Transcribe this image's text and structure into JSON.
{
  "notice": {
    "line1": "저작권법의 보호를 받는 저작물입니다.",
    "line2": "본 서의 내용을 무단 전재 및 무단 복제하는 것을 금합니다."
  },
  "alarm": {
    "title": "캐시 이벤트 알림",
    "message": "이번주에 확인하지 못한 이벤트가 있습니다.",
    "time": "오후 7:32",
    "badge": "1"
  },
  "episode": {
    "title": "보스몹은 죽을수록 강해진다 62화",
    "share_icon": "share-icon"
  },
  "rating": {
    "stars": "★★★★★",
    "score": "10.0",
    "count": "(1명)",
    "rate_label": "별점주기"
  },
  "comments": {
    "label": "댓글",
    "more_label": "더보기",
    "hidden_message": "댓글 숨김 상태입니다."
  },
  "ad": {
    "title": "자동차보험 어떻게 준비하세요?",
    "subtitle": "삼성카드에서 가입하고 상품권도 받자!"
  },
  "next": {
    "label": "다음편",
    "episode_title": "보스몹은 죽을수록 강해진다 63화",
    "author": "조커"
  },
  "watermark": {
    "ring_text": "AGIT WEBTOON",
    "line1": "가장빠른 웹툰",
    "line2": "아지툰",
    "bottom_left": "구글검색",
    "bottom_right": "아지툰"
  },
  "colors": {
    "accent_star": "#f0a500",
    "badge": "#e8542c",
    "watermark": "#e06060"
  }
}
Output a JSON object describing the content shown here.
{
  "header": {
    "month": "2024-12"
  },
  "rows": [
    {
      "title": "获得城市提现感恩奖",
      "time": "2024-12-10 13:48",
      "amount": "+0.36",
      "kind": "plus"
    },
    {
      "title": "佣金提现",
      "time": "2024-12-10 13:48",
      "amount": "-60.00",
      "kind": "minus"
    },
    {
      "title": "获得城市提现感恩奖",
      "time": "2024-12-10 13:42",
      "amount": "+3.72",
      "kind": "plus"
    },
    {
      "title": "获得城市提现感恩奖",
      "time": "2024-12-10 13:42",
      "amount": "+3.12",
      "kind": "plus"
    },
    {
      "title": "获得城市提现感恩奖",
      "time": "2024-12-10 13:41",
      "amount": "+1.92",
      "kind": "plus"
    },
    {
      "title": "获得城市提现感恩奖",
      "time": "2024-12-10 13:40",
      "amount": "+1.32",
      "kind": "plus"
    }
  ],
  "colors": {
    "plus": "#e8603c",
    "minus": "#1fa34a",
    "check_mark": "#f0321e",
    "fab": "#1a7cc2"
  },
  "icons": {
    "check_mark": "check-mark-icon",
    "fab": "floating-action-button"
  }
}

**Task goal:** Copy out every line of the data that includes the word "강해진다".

**Output of the exercise:**
    "title": "보스몹은 죽을수록 강해진다 62화",
    "episode_title": "보스몹은 죽을수록 강해진다 63화",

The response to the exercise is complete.